"Where? On the left side? Did she sit with her back to the left side of the window?"
"She did, as a matter of fact. The left-hand corner was her corner. I used to tease her about straining her eyes as the sun went down. She'd read there until there was almost no light at all. Even in the coldest winter she liked to read there. She'd come down here in her robe with her heavy socks on and curl up there. And she didn't want a floor lamp. She said she could see well enough by the light from the desk. She liked it that way."
"That's just what I did," Reuben said in a small voice.
'There was a silence. The fire had died to embers.
Finally Reuben stood up. "I'm exhausted. I feel like I've been running for miles. All my muscles are aching. I've never felt such a need for sleep."
Felix rose slowly, reluctantly.
"Well, tomorrow," he said, "I'll make some calls. I'll talk to her man friend in Buenos Aires. It ought to be easy enough to confirm that she was buried as she wanted to be."
He and Felix moved towards the stairs together.
"There's something I have to ask," said Reuben as they went up. "Whatever made you come down when you did? Did you hear a noise, or sense something?"
"I don't know," said Felix. "I woke up. I experienced a kind of frisson, as the French call it. Something was wrong. And then of course I saw you, and I saw that the wolf hair was rising on you. We do signal each other in some impalpable way when we go into the change, you're aware of that."
They paused in the dark upstairs hallway before Felix's door.
"You aren't uneasy being alone now, are you?" Felix asked.
"No. Not at all," said Reuben. "It wasn't that kind of fear. I wasn't afraid of her or that she'd harm me. It was something else altogether."
Felix didn't move or reach for the doorknob. Then he said, "I wish I'd seen her."
Reuben nodded. Of course Felix wished for that. Of course Felix wondered why she would come to Reuben. How could he not wonder about that?
"But ghosts come to those who can see them, don't they?" Reuben asked. "That's what you said. Seems my dad said the same thing once, when my mother was scoffing at the very idea."
"Yes, they do," said Felix.
"Felix, we have to consider, don't we, that she wants this house restored to you?"
"Do we have to consider that?" Felix asked in a dejected voice. He seemed broken, his usual spirit utterly gone. "Why should she want me to have anything, Reuben, after the way I abandoned her?" he asked.
Reuben didn't speak. He thought of her vividly, of her face, of the anguished expression, of the way that she had reached towards the window. He shuddered. He murmured, "She's in pain."

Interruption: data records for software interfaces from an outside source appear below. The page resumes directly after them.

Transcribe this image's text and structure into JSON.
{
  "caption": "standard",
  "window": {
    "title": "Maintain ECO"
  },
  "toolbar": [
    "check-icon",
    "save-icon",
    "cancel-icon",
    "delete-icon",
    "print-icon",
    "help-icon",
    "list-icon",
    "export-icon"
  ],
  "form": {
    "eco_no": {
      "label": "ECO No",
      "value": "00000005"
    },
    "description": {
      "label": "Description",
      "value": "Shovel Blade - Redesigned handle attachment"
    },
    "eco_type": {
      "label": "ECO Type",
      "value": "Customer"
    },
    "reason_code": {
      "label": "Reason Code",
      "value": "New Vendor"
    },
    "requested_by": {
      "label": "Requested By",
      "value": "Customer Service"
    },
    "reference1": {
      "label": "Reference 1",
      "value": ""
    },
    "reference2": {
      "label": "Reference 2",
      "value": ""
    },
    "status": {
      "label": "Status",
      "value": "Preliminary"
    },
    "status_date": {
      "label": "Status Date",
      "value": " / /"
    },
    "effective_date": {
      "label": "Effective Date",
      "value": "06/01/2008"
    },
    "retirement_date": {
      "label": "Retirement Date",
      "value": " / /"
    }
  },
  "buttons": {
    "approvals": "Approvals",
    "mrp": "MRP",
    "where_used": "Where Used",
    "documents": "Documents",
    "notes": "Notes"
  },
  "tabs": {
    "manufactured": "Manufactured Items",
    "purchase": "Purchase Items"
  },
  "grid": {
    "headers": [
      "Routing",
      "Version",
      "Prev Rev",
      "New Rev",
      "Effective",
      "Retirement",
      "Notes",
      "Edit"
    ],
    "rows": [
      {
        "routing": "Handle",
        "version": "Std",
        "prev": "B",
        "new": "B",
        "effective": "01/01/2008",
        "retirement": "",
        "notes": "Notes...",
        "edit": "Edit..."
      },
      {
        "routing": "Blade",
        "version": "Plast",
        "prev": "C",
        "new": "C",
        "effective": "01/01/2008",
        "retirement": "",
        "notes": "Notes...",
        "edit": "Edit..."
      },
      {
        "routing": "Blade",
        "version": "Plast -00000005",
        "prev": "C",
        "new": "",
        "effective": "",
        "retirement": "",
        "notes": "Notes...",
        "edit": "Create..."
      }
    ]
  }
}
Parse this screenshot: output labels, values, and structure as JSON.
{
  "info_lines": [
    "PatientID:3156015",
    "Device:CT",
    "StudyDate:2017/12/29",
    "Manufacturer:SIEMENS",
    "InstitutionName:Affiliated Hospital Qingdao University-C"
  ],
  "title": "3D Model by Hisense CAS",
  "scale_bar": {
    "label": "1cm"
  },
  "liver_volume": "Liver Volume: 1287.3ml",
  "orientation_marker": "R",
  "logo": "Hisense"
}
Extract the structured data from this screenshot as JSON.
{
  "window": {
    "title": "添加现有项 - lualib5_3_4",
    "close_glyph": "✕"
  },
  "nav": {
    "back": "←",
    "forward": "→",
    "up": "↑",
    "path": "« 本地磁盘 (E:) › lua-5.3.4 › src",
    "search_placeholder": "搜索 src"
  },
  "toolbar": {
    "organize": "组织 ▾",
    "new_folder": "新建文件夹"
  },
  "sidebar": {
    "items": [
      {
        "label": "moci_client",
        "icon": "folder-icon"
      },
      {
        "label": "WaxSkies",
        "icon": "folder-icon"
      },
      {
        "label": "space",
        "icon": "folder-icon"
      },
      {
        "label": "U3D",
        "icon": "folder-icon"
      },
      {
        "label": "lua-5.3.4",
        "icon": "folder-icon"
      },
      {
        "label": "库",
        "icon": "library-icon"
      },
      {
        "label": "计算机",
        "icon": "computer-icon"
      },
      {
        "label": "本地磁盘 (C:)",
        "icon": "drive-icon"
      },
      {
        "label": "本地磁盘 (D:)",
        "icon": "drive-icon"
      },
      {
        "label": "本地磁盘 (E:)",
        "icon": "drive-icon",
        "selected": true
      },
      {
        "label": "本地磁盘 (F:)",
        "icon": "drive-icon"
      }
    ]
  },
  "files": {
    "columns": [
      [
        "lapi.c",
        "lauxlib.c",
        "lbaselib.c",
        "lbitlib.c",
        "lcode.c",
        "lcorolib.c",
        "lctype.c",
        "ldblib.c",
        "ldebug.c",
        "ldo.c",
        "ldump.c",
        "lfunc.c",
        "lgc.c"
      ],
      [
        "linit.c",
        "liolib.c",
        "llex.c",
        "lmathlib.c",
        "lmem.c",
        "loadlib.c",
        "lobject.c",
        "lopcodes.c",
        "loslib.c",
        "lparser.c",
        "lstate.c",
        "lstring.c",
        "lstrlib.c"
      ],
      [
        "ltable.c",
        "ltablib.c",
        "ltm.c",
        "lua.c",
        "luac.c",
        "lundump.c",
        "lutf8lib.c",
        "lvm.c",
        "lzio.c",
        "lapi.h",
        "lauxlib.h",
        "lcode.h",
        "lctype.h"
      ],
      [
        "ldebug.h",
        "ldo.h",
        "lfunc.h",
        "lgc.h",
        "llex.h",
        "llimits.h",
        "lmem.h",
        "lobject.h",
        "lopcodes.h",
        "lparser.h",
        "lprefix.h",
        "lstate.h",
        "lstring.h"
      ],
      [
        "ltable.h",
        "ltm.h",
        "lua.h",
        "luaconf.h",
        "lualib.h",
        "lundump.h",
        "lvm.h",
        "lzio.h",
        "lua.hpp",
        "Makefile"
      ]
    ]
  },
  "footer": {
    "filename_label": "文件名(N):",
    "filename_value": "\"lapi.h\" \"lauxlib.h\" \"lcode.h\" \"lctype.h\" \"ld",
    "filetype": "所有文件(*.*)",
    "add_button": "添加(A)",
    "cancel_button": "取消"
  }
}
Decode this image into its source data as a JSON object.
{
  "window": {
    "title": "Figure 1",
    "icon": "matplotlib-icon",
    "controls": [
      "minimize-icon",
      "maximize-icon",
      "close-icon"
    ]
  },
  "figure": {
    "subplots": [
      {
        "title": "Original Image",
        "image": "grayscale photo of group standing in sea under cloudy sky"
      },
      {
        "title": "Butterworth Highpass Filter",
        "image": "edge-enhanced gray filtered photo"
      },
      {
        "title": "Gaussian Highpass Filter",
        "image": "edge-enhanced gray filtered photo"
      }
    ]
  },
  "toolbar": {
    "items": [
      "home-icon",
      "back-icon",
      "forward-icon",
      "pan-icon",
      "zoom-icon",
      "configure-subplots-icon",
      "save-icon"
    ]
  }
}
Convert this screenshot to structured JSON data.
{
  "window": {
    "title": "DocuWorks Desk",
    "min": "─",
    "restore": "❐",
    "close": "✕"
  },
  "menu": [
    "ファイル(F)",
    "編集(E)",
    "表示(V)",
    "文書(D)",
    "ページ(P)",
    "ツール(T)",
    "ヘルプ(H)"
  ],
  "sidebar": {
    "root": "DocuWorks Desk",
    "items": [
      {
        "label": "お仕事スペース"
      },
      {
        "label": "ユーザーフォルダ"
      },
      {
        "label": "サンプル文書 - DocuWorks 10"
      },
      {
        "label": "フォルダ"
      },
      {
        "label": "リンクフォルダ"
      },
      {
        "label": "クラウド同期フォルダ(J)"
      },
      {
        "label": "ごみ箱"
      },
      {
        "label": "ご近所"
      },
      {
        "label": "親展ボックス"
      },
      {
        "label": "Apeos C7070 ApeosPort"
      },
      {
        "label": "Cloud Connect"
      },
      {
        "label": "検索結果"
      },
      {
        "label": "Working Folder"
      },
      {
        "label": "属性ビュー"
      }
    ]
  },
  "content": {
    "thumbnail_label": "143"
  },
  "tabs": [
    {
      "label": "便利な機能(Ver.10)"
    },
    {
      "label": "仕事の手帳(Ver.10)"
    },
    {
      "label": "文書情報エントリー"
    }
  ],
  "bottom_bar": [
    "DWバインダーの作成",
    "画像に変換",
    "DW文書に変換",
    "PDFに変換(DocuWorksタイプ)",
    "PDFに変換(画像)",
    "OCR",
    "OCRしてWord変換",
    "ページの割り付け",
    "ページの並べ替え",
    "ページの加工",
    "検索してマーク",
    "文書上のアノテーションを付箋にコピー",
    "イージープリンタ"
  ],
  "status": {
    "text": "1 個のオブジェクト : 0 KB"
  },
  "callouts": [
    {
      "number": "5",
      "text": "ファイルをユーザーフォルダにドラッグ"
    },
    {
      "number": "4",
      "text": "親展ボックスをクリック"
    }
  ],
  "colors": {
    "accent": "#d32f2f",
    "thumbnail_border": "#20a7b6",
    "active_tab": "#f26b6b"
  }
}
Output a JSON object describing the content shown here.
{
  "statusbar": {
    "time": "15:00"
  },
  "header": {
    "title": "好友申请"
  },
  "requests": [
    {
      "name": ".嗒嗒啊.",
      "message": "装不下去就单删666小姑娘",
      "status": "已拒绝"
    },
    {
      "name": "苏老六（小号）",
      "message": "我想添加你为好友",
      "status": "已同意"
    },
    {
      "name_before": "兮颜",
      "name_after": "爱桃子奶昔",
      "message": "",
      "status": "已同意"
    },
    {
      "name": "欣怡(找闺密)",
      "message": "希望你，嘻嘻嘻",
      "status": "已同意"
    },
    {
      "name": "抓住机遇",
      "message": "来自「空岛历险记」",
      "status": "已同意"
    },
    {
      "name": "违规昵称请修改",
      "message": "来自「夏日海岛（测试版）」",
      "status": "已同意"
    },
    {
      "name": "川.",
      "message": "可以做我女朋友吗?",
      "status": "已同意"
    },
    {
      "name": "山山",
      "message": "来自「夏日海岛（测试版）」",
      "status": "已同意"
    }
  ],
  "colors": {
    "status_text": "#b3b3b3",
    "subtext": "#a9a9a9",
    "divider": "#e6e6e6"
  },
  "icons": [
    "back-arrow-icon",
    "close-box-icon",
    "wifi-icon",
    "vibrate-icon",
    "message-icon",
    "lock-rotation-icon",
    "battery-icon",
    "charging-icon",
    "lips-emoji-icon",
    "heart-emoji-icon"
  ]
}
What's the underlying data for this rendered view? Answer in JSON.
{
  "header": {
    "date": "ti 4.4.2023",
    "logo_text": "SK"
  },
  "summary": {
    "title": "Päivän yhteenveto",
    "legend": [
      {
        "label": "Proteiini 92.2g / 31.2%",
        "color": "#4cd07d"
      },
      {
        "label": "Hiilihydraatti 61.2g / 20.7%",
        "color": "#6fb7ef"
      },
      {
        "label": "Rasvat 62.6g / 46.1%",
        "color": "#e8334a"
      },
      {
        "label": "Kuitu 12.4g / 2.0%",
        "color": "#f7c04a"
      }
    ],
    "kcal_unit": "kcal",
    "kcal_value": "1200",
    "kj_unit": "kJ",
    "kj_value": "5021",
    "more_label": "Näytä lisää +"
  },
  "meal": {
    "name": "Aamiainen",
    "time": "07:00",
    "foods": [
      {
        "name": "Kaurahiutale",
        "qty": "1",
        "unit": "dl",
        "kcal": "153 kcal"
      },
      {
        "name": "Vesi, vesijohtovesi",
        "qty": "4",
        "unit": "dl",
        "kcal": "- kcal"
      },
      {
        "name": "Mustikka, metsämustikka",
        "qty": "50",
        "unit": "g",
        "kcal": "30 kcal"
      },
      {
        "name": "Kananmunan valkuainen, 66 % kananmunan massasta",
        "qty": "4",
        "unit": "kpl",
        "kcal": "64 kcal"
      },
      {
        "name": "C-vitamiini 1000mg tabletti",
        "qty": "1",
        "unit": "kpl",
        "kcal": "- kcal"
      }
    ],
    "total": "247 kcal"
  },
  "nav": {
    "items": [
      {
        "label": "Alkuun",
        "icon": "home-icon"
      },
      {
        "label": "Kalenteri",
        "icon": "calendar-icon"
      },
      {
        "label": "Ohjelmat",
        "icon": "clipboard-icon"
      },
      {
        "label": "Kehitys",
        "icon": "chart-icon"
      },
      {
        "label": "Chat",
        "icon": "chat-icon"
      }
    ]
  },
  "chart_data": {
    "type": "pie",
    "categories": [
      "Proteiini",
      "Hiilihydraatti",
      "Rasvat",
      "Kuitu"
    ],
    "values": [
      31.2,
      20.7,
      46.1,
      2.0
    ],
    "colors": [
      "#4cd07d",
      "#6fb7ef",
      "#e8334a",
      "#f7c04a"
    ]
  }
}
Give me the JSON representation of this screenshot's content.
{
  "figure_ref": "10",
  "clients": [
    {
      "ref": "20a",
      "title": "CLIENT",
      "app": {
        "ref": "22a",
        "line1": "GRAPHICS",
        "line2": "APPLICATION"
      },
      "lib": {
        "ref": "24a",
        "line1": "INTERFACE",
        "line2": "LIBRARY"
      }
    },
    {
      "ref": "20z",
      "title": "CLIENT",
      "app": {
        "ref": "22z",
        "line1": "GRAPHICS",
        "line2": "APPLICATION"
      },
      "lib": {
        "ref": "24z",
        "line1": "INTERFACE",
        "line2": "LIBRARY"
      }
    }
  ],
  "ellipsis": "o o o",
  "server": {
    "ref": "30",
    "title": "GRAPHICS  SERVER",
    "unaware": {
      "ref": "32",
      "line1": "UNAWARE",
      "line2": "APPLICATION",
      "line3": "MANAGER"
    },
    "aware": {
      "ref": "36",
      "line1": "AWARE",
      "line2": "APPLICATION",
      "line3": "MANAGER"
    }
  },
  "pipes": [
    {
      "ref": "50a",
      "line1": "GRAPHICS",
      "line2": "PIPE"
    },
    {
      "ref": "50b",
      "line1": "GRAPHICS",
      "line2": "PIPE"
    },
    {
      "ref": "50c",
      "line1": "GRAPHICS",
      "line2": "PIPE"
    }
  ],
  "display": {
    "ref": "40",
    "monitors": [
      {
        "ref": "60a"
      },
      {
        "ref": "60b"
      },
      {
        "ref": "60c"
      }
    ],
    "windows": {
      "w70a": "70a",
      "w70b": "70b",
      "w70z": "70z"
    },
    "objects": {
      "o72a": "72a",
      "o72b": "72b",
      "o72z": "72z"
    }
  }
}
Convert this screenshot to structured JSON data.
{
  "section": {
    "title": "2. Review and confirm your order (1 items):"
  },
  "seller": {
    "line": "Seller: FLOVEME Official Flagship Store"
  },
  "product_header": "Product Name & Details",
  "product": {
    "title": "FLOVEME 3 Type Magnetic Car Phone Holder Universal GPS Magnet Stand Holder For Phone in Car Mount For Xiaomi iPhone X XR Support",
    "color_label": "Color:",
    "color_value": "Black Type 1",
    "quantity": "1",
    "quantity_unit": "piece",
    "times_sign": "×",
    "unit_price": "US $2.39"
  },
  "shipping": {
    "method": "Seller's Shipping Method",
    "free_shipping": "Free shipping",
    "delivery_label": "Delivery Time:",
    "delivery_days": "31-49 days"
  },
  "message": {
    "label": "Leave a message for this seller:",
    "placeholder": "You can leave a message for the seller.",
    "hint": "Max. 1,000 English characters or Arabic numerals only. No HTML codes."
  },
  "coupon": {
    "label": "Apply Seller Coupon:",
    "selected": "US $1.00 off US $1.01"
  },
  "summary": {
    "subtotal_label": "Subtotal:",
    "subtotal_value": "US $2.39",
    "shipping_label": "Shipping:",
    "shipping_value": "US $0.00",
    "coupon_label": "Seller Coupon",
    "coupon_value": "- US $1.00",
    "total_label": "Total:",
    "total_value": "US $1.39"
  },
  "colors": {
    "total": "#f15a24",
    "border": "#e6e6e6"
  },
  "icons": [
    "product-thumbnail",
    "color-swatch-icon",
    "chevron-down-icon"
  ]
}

He looked at Felix again, vaguely aware that the expression on Felix's face reminded him horribly of Marchent.
Excerpted from The Wolves of Midwinter by Anne Rice. Copyright © 2013 Anne Rice. Excerpted by permission of Random House LLC, a division of Random House, Inc.
All rights reserved. No part of this excerpt may be reproduced or reprinted without permission in writing from the publisher.
Excerpts are provided by Dial-A-Book Inc. solely for the personal use of visitors to this web site.